TASK OBJECTIVE –
Among the records below, find the lines that contain "data" and copy each of them.
----
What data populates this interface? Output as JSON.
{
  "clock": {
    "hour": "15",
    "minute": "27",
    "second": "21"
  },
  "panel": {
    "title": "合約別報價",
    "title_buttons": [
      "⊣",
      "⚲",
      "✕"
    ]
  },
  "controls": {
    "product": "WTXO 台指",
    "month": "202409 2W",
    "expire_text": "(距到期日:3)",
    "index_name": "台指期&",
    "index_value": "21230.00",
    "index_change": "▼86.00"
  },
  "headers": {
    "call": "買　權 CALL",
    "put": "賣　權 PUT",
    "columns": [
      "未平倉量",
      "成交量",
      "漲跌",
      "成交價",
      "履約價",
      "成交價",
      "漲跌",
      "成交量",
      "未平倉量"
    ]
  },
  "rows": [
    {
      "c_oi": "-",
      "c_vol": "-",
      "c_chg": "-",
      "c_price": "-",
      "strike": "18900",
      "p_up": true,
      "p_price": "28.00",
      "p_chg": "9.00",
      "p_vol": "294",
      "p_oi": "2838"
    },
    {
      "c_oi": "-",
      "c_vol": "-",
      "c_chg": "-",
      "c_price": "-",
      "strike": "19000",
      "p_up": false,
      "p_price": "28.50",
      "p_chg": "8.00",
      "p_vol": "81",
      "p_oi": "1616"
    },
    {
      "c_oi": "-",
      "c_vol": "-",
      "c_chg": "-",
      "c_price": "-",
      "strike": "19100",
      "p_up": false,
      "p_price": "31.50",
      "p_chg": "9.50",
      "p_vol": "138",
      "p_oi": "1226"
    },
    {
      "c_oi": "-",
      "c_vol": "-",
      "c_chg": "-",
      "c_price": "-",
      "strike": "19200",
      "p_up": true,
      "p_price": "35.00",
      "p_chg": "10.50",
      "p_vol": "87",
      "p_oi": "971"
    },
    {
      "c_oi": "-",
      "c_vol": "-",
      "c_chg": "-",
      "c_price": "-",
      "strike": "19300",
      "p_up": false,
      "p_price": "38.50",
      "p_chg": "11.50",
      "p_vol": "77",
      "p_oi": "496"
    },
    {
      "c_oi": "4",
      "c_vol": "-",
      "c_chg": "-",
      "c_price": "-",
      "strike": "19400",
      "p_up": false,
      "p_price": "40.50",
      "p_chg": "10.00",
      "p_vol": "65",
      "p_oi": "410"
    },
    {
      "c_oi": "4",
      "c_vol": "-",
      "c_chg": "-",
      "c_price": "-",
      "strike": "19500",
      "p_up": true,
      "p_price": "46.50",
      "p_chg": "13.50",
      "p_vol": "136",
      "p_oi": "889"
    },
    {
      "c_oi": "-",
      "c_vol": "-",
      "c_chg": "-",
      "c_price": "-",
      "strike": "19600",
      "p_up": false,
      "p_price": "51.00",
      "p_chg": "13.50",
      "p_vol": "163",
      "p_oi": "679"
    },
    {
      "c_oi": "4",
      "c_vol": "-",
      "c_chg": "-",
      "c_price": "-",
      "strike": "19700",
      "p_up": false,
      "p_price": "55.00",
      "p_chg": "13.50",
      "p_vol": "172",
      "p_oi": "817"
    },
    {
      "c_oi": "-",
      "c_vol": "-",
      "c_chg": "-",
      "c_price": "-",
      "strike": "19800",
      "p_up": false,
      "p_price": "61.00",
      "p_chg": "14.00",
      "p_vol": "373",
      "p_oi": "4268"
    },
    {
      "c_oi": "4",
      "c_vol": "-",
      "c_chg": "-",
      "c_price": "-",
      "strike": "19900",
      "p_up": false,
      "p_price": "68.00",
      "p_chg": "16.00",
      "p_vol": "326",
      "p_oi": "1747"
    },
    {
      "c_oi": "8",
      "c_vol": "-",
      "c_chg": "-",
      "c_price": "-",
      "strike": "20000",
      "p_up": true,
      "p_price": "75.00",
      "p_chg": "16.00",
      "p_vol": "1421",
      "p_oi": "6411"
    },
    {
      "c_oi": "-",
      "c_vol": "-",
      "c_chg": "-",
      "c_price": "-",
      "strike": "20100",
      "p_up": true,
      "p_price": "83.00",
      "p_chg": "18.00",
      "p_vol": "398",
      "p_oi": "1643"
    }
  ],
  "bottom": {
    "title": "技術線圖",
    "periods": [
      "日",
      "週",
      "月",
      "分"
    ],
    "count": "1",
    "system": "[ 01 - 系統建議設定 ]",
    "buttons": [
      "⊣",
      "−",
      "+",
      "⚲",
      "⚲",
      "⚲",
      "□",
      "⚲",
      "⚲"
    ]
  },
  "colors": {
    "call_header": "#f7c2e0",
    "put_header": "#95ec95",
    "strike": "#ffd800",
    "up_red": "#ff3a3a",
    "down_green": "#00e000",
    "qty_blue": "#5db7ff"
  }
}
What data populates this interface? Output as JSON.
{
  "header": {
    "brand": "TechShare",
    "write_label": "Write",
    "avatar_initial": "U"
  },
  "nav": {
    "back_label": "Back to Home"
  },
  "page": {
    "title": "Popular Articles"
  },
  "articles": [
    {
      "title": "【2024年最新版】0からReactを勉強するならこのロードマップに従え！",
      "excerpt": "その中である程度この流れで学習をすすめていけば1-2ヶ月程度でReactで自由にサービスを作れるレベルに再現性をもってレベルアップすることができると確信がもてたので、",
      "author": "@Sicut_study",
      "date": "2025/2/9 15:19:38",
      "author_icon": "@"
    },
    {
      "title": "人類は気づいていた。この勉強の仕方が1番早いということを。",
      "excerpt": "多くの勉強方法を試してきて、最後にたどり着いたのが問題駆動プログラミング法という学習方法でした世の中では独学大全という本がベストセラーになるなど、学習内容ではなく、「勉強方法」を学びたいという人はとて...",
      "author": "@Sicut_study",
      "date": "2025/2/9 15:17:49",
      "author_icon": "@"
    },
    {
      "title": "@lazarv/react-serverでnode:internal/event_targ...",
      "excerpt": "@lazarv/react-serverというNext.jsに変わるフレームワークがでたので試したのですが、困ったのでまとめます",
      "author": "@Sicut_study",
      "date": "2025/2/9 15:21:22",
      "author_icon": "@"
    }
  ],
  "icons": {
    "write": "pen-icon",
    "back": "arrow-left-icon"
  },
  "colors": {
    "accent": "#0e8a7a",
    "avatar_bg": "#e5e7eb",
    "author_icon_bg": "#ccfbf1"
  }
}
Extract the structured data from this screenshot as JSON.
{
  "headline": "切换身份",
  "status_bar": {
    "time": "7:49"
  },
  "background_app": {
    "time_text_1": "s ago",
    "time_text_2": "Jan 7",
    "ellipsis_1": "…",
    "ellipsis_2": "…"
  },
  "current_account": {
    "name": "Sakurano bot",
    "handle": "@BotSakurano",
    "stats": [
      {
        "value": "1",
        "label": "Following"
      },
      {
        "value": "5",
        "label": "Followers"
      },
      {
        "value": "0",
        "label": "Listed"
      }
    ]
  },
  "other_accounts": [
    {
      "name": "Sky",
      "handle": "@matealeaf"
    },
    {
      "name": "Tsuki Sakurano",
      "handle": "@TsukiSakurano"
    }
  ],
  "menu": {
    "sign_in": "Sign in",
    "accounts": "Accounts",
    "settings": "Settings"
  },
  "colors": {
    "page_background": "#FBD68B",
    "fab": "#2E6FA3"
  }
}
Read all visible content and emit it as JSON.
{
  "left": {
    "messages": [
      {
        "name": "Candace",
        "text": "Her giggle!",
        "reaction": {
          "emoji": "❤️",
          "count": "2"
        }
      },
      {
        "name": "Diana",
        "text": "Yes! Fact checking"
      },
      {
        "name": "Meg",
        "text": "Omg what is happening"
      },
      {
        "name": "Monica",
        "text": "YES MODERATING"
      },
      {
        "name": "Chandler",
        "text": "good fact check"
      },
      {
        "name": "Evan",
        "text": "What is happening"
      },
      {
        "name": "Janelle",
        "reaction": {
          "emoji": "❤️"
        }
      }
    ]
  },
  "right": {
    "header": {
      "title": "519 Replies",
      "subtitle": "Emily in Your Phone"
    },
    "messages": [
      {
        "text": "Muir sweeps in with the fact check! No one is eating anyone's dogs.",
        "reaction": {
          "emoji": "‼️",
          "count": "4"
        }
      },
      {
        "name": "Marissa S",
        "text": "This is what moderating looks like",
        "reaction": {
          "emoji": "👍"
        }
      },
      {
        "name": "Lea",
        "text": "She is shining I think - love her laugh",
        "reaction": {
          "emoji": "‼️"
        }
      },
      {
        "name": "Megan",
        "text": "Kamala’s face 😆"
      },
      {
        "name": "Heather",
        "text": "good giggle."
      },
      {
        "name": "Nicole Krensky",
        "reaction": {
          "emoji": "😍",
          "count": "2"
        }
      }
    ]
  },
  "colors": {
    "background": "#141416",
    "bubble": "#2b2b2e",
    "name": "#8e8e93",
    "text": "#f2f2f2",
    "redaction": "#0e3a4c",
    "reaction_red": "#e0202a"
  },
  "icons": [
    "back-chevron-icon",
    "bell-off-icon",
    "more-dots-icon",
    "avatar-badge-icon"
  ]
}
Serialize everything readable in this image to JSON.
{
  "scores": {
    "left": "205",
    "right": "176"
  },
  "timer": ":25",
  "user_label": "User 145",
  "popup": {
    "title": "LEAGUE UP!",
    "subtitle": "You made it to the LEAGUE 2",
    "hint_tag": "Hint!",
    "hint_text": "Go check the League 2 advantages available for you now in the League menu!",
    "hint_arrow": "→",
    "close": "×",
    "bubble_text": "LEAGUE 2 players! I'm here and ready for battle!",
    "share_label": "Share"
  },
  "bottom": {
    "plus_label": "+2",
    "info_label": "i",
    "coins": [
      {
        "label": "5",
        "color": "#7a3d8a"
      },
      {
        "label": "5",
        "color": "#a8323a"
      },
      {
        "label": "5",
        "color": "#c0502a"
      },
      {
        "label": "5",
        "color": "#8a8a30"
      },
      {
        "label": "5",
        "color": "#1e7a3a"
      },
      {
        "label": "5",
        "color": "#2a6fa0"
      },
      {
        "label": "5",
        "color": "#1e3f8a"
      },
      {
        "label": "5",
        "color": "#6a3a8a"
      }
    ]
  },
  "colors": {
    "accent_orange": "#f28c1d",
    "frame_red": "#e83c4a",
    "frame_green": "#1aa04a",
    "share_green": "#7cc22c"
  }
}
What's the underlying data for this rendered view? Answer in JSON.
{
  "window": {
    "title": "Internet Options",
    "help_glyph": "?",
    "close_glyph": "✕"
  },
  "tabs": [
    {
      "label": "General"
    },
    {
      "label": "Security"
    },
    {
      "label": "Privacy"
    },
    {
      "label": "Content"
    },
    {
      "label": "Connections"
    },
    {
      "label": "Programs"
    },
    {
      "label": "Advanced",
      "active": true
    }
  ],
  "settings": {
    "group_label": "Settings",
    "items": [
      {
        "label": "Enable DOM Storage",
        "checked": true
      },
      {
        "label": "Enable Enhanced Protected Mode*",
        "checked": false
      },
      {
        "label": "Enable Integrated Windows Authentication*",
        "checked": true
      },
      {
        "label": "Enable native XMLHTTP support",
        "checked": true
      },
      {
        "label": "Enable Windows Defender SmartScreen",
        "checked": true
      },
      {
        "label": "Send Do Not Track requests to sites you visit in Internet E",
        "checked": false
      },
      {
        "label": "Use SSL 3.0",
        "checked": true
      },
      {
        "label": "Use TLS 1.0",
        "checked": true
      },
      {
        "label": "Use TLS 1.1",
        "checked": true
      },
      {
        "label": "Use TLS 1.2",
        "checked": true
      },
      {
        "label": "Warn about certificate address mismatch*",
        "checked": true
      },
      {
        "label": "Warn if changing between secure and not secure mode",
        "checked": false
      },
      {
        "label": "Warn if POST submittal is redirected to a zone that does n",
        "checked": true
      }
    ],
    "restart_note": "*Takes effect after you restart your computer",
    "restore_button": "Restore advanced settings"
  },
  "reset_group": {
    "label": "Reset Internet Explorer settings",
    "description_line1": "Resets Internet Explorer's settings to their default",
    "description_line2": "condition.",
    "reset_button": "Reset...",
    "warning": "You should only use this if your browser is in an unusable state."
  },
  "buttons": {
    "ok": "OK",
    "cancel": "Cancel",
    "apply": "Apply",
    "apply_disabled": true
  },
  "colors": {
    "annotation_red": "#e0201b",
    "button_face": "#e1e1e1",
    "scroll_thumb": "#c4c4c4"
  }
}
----
FINISHED EXERCISE –
What data populates this interface? Output as JSON.
What data populates this interface? Output as JSON.
Extract the structured data from this screenshot as JSON.
What's the underlying data for this rendered view? Answer in JSON.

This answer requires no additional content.